_Exercise goal_
Look through the lines below; wherever the word "true" appears, copy that line.

_Material supplied_

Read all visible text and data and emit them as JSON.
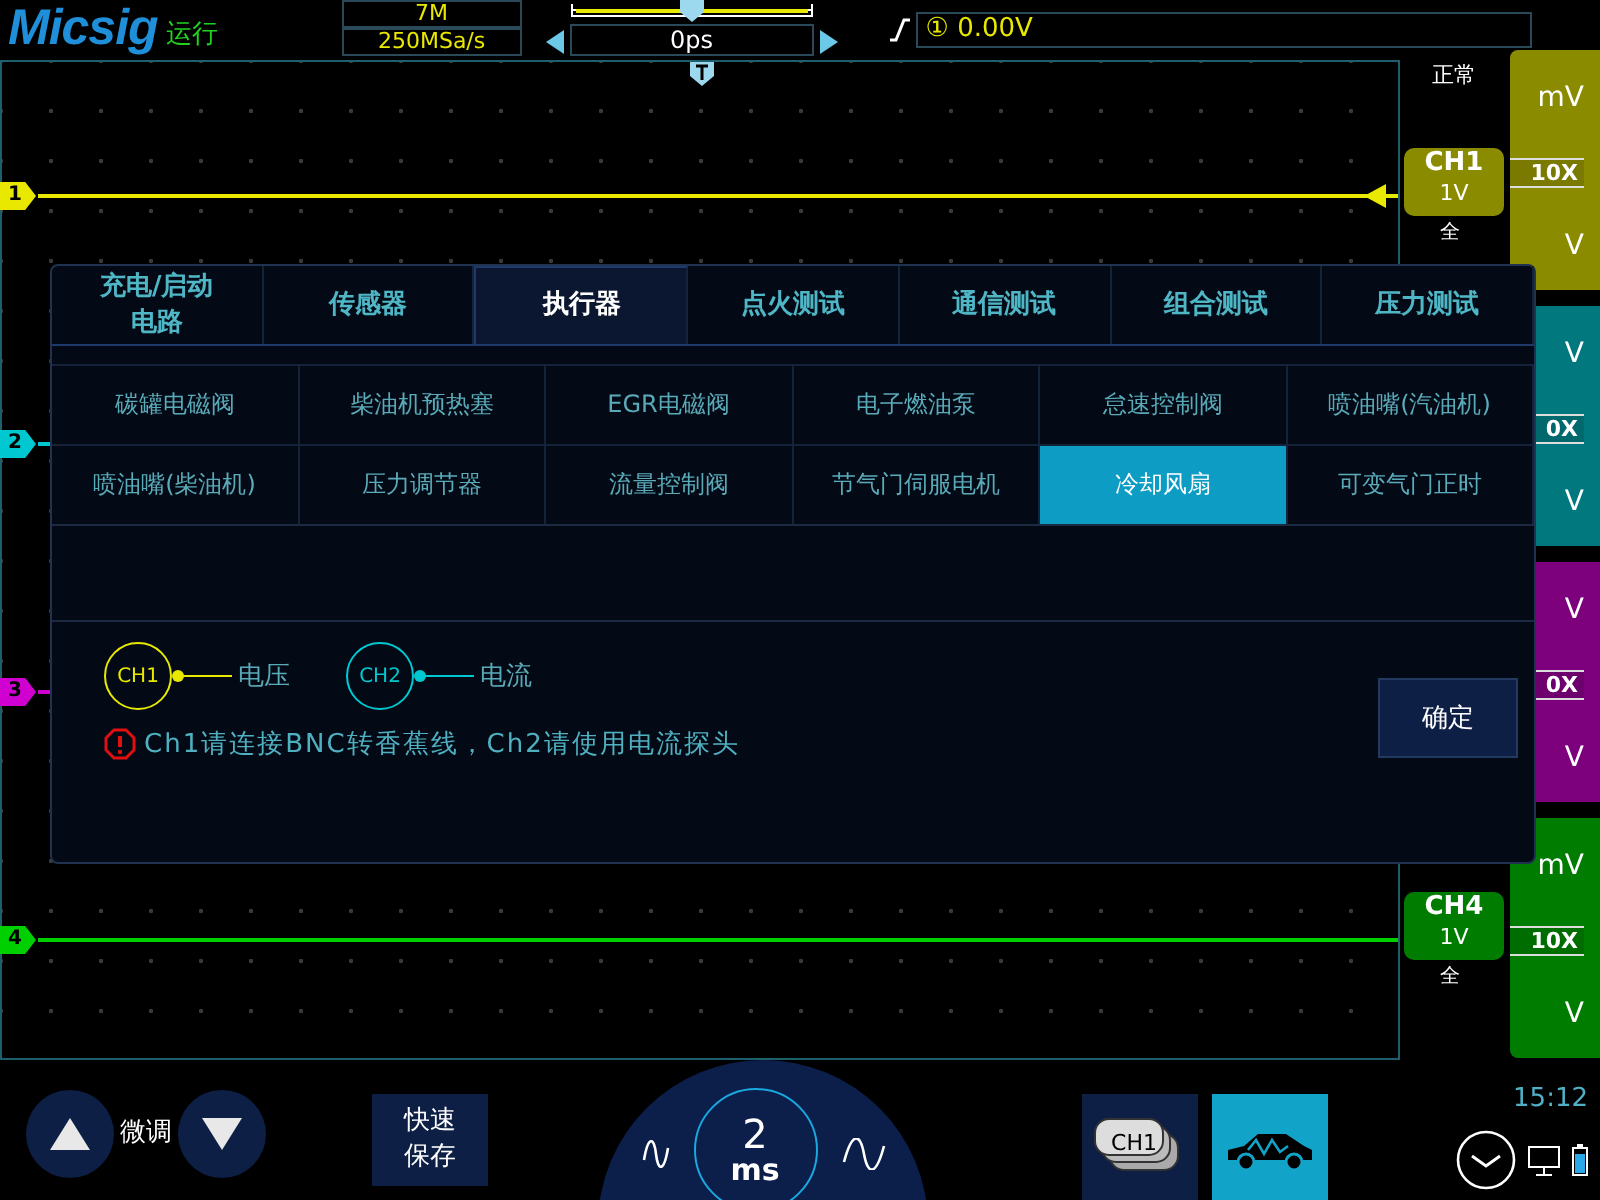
{
  "header": {
    "logo": "Micsig",
    "run_state": "运行",
    "memory_depth": "7M",
    "sample_rate": "250MSa/s",
    "time_offset": "0ps",
    "trigger_level": "① 0.00V"
  },
  "acquire_mode": "正常",
  "channels": [
    {
      "marker": "1",
      "color": "#e8e800",
      "scale_top": "mV",
      "probe": "10X",
      "scale_bottom": "V",
      "trigger": true,
      "tag": {
        "name": "CH1",
        "scale": "1V",
        "bandwidth": "全"
      }
    },
    {
      "marker": "2",
      "color": "#00c8d0",
      "scale_top": "V",
      "probe": "0X",
      "scale_bottom": "V"
    },
    {
      "marker": "3",
      "color": "#d000d0",
      "scale_top": "V",
      "probe": "0X",
      "scale_bottom": "V"
    },
    {
      "marker": "4",
      "color": "#00d000",
      "scale_top": "mV",
      "probe": "10X",
      "scale_bottom": "V",
      "tag": {
        "name": "CH4",
        "scale": "1V",
        "bandwidth": "全"
      }
    }
  ],
  "dialog": {
    "tabs": [
      {
        "label": "充电/启动电路",
        "selected": false
      },
      {
        "label": "传感器",
        "selected": false
      },
      {
        "label": "执行器",
        "selected": true
      },
      {
        "label": "点火测试",
        "selected": false
      },
      {
        "label": "通信测试",
        "selected": false
      },
      {
        "label": "组合测试",
        "selected": false
      },
      {
        "label": "压力测试",
        "selected": false
      }
    ],
    "items": [
      {
        "label": "碳罐电磁阀",
        "selected": false
      },
      {
        "label": "柴油机预热塞",
        "selected": false
      },
      {
        "label": "EGR电磁阀",
        "selected": false
      },
      {
        "label": "电子燃油泵",
        "selected": false
      },
      {
        "label": "怠速控制阀",
        "selected": false
      },
      {
        "label": "喷油嘴(汽油机)",
        "selected": false
      },
      {
        "label": "喷油嘴(柴油机)",
        "selected": false
      },
      {
        "label": "压力调节器",
        "selected": false
      },
      {
        "label": "流量控制阀",
        "selected": false
      },
      {
        "label": "节气门伺服电机",
        "selected": false
      },
      {
        "label": "冷却风扇",
        "selected": true
      },
      {
        "label": "可变气门正时",
        "selected": false
      }
    ],
    "legend": [
      {
        "channel": "CH1",
        "color": "#e8e800",
        "label": "电压"
      },
      {
        "channel": "CH2",
        "color": "#00c8d0",
        "label": "电流"
      }
    ],
    "warning": "Ch1请连接BNC转香蕉线，Ch2请使用电流探头",
    "confirm": "确定"
  },
  "footer": {
    "fine_tune": "微调",
    "quick_save": "快速保存",
    "time_scale_value": "2",
    "time_scale_unit": "ms",
    "channel_button": "CH1",
    "car_button_selected": true,
    "clock": "15:12"
  }
}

_Written answer_
      "trigger": true,
        "selected": true
        "selected": true
    "car_button_selected": true,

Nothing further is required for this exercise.